* **EXERCISE**
Copy out, exactly and with nothing else, the stretch of lines that starts at the line containing "Serialize everything readable" and finishes at the end of the data.

(Collected data entries)
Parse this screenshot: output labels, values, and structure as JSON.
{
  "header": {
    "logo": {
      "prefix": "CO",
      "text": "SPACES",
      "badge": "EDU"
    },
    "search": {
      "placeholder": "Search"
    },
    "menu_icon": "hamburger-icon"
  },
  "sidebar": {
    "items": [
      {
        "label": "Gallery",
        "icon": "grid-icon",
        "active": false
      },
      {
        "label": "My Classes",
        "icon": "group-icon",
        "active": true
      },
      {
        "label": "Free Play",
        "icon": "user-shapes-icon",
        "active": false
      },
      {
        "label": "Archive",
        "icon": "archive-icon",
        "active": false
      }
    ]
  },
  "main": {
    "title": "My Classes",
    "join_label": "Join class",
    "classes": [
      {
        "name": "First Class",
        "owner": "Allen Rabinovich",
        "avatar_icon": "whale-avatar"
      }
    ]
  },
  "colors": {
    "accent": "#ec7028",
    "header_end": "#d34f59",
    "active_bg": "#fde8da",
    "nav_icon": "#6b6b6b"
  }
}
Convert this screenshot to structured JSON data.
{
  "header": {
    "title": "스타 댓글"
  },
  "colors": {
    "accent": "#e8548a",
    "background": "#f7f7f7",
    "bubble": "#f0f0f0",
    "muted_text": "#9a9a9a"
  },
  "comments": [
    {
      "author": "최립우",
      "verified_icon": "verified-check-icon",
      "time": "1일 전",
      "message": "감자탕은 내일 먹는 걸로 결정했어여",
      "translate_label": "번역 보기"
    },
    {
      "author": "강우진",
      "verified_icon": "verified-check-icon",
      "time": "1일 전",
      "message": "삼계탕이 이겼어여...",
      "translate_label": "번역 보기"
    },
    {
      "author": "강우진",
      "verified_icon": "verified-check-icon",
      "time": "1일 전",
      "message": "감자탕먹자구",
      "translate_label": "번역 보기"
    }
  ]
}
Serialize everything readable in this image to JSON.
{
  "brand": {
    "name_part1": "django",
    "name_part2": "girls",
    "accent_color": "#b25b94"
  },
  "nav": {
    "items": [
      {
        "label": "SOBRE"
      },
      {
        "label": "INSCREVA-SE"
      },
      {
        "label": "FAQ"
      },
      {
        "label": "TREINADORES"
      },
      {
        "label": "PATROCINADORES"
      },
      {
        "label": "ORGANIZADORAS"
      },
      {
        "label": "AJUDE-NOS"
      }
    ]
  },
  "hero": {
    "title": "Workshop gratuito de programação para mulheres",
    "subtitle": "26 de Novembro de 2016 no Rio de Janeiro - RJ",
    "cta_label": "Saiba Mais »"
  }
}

* **ANSWER SPACE**
Serialize everything readable in this image to JSON.
{
  "brand": {
    "name_part1": "django",
    "name_part2": "girls",
    "accent_color": "#b25b94"
  },
  "nav": {
    "items": [
      {
        "label": "SOBRE"
      },
      {
        "label": "INSCREVA-SE"
      },
      {
        "label": "FAQ"
      },
      {
        "label": "TREINADORES"
      },
      {
        "label": "PATROCINADORES"
      },
      {
        "label": "ORGANIZADORAS"
      },
      {
        "label": "AJUDE-NOS"
      }
    ]
  },
  "hero": {
    "title": "Workshop gratuito de programação para mulheres",
    "subtitle": "26 de Novembro de 2016 no Rio de Janeiro - RJ",
    "cta_label": "Saiba Mais »"
  }
}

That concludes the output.